The tune this reminded me of was, absurdly, Perry Commo’s ‘Catch a Falling Star’:” Catch a falling star and put it in your pocket / Never let it fade away”.

Although the lyrics are similar, It was the rhythmic pattern that alerted me.

Babababa bah ba babababa bah ba babababa bah ba ba

The same pattern appears in Paul McCartney’s ‘Get Back’. There is another connection between ‘Get Back and ‘Endless Highway’, of which more later. The Perry Como seems ridiculously remote from both of these but reduce the tune to the rhythmic pattern and all three there are almost the same. This pattern seems as universal a rhythmic pattern as the playground chant Nah nah ni nah nah.

With Zappa in mind it’s obvious that ‘Get Back’ and ‘Catch a Falling Star’ have different timbres — ‘Get Back’ being a kind of retro soul, like McCartney’s earlier ‘Got to Get You Into My life’. It’s driven by a classic boogie vamp and with power chord capping at the turnaround after each verse.

The difference between them as total pieces of music is more than timbre. ‘Get Back’ and ‘Endless Highway’ are similar in this respect, being hard-driving R‘nB. The Como is an anodyne nursery rhyme tune with a banal diatonic, white-notes-on-the-piano pattern. ‘Catch a Falling Star’ starts on the 3rd note of the C scale E and it’s harmonised throughout purely with the standard C, F and G7 chords. It sounds like tinkly music box music. ‘Get Back’ by comparison starts on the 5th note G (sticking to the C scale) and uses the bluesy flattened 7th, Bb, in the melody. Ian MacDonald, in Revolution in the Head points out that it uses fewer chords than any Beatles song since ‘Love Me Do’. ‘Endless Highway’, appropriately, has a revolving chord pattern, and like much rock music it isn’t really diatonic at all, eschewing the major key harmonic pivots and using block major chords instead. In the key of A the opening chords have an upward movement: G, D, A, E with a turnaround between verses of a passing F# to start the cycle on G again.

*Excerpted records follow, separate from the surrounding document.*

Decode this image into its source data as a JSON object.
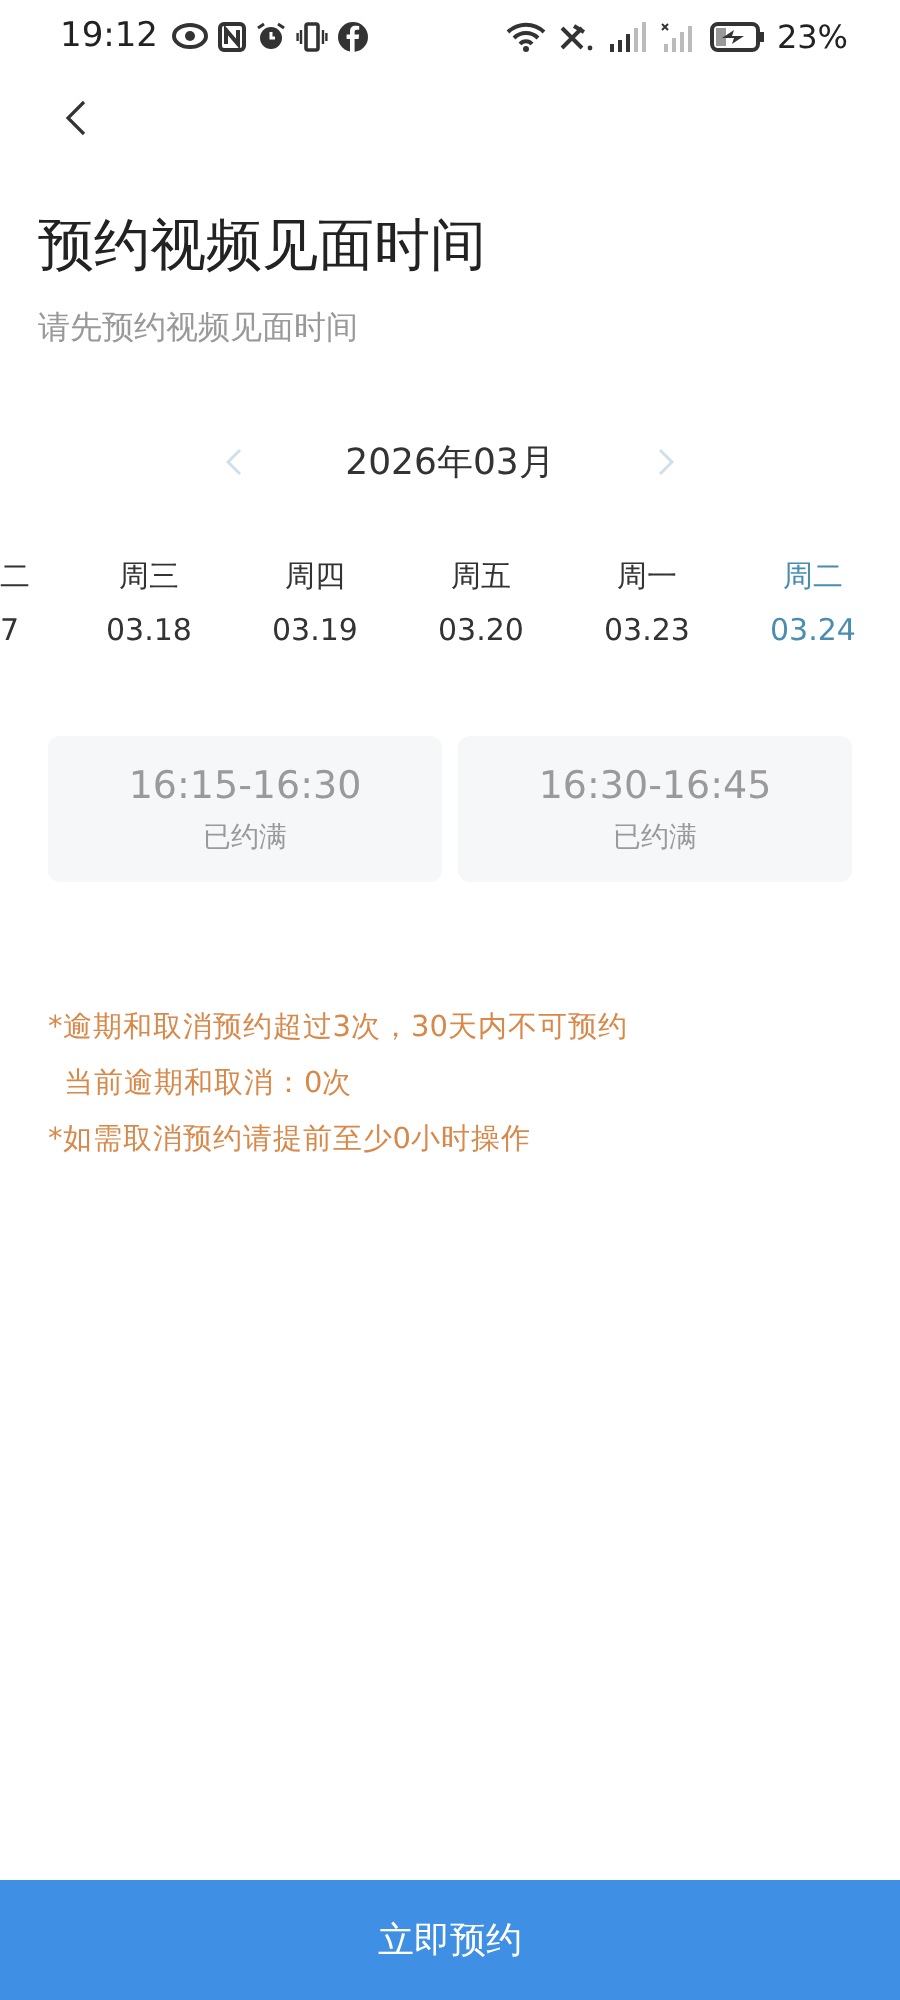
{
  "status_bar": {
    "time": "19:12",
    "battery": "23%"
  },
  "title": "预约视频见面时间",
  "subtitle": "请先预约视频见面时间",
  "month": "2026年03月",
  "days": [
    {
      "weekday": "二",
      "date": "7",
      "selected": false,
      "cut": true
    },
    {
      "weekday": "周三",
      "date": "03.18",
      "selected": false
    },
    {
      "weekday": "周四",
      "date": "03.19",
      "selected": false
    },
    {
      "weekday": "周五",
      "date": "03.20",
      "selected": false
    },
    {
      "weekday": "周一",
      "date": "03.23",
      "selected": false
    },
    {
      "weekday": "周二",
      "date": "03.24",
      "selected": true
    }
  ],
  "slots": [
    {
      "time": "16:15-16:30",
      "status": "已约满",
      "disabled": true
    },
    {
      "time": "16:30-16:45",
      "status": "已约满",
      "disabled": true
    }
  ],
  "notes": [
    "*逾期和取消预约超过3次，30天内不可预约",
    "当前逾期和取消：0次",
    "*如需取消预约请提前至少0小时操作"
  ],
  "submit": "立即预约"
}
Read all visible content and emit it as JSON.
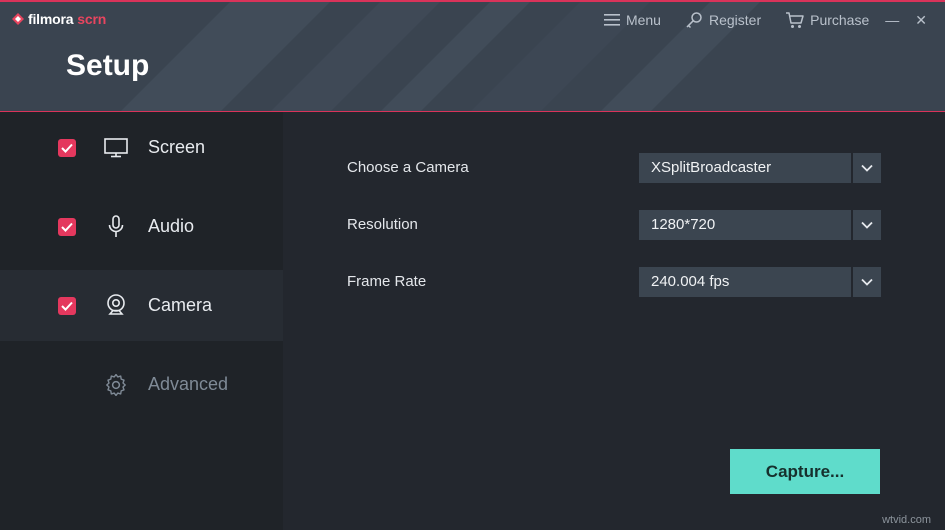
{
  "app": {
    "brand": "filmora",
    "brand_suffix": "scrn",
    "page_title": "Setup"
  },
  "top_bar": {
    "menu_label": "Menu",
    "register_label": "Register",
    "purchase_label": "Purchase",
    "minimize_glyph": "—",
    "close_glyph": "✕"
  },
  "sidebar": {
    "items": [
      {
        "label": "Screen",
        "icon": "monitor-icon",
        "checked": true,
        "active": false
      },
      {
        "label": "Audio",
        "icon": "microphone-icon",
        "checked": true,
        "active": false
      },
      {
        "label": "Camera",
        "icon": "webcam-icon",
        "checked": true,
        "active": true
      },
      {
        "label": "Advanced",
        "icon": "gear-icon",
        "checked": false,
        "active": false
      }
    ]
  },
  "camera_settings": {
    "camera": {
      "label": "Choose a Camera",
      "value": "XSplitBroadcaster"
    },
    "resolution": {
      "label": "Resolution",
      "value": "1280*720"
    },
    "frame_rate": {
      "label": "Frame Rate",
      "value": "240.004 fps"
    }
  },
  "actions": {
    "capture_label": "Capture..."
  },
  "watermark": "wtvid.com",
  "colors": {
    "accent": "#e4385e",
    "capture": "#5fdccb",
    "header": "#3a4450",
    "background": "#1e2228"
  }
}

Could you turn ‘Catch a Falling Star’ into a country rock song just by getting the Band to play it? Would timbre be enough? Not quite; you also need to break the diatonic tyranny.

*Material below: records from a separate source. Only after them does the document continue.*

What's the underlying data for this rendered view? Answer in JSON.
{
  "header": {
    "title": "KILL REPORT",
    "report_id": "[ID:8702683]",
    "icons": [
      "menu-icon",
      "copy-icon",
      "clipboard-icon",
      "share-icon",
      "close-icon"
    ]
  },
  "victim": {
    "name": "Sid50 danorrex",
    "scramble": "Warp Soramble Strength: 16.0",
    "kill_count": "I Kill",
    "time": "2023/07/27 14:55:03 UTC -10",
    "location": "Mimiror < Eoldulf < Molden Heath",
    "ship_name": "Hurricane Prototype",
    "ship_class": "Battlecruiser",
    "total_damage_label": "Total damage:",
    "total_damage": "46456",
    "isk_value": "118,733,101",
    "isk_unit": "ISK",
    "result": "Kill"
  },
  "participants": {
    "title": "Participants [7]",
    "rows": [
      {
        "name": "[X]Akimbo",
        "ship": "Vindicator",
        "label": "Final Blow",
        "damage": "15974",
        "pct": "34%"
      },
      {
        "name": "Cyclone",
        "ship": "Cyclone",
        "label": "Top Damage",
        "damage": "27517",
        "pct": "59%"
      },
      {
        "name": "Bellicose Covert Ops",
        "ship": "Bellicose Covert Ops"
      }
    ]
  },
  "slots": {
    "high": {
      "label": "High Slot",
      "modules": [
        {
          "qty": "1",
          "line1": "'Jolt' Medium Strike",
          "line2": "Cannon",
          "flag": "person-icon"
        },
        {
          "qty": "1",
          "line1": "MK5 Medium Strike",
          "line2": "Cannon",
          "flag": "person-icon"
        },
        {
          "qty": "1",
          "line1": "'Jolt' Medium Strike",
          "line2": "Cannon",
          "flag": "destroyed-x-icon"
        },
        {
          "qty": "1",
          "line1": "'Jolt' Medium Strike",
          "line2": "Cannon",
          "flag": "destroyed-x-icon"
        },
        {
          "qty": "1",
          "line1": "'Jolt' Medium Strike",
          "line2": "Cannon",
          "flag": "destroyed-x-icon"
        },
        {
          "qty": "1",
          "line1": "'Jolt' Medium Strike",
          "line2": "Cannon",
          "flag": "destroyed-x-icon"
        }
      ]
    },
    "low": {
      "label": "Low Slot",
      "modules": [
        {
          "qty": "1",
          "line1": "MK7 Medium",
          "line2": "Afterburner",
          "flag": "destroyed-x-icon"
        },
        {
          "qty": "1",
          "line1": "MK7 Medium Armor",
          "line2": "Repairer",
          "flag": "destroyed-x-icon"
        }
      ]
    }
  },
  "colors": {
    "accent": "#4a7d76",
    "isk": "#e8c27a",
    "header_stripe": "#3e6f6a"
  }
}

The wider musical story around ‘Endless Highway’ begins In 1968. Bob Dylan backing band, the Band, who’d been playing with Dylan since he went electric in 1966, released their first solo album, Music from Big Pink. At a time when psychedelia was becoming overblown and tired, the raw country rock galvanised rock’s aristocracy. Eric Clapton later said:

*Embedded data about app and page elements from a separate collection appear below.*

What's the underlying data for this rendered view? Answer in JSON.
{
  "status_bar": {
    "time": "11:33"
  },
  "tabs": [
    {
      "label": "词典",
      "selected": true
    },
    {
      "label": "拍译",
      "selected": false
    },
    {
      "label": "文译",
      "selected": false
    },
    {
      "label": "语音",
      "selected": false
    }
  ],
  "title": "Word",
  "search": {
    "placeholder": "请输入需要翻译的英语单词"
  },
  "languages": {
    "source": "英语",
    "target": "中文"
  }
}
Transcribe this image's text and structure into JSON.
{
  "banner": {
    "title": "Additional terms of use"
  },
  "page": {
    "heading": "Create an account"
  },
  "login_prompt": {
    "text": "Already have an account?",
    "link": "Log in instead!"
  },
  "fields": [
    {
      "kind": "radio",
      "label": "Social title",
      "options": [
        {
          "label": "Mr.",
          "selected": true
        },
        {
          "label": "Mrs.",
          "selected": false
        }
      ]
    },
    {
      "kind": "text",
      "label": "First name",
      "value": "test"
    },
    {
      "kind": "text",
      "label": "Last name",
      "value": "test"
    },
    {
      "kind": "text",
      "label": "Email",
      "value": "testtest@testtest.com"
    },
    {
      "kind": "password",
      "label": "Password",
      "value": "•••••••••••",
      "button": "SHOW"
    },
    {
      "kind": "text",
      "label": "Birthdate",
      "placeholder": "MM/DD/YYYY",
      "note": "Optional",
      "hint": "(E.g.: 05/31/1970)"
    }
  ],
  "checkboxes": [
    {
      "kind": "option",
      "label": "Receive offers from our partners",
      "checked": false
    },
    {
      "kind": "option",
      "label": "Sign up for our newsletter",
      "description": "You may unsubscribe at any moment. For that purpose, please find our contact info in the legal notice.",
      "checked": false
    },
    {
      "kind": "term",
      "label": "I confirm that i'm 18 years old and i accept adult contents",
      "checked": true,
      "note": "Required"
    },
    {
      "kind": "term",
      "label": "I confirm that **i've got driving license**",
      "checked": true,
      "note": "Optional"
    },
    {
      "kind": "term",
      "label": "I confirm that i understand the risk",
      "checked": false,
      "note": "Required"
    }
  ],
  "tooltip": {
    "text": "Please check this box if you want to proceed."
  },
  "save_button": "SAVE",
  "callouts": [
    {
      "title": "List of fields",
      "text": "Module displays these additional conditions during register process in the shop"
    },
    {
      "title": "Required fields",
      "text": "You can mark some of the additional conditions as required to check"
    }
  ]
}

“The Band had a great effect on me. I’d never really liked country music. I always thought it was over sentimental. This is when I was into being very aggressive and playing just straight blues. Country music was just sloppy. But the Band bridged the gap. The Byrds got there quite early. But the Band gave it a bite that country music just didn’t seem to have before.”

The Beatles felt the same. The psychedelia of ‘Strawberry Fields’ and ‘I Am The Walrus’ was replaced by a more straightforward hard guitar sound: “No trickery”, said Lennon to George Martin. They jammed on ‘The Weight’, the key track from Music from Big Pink, and when they performed ‘Hey Jude’ on the David Frost Show McCartney added “take a load off fanny” in the fade out of the song.

Get Back became a signposts for musical direction. George Harrison, who later was to form the Travelling Wilburys with Dylan and Roy Orbison, was particularly keen. He wrote ‘Sour Milk Sea’ for the Liverpool singer Jackie Lomax. With Clapton on lead, ‘Sour Milk Sea’ was another back to roots anthem.

Get out of the sour milk sea
You don’t belong there
Get back to where you should be
Find out what’s going on there

Besides the released Lomax version there is a very rough Beatles demo of the track with Clapton on lead available on YouTube.

The cultural history and ramifications of the Get Back movement that began with Music from Big Pink belong to the that area of music that lies beyond timbre: deep genre, the Zeitgeist and musicians imitating, challenging, learning new tricks.

But, strip away all that, and you come to the startling similarity in formal terms of rhythmic and patterns that cut right across the conventional way in which we assign pieces of music to one category or another.

I write about biomimicry and nanoscience in books and review science books for the Guardian and Independent. Teach Narrative Non-fiction at City University.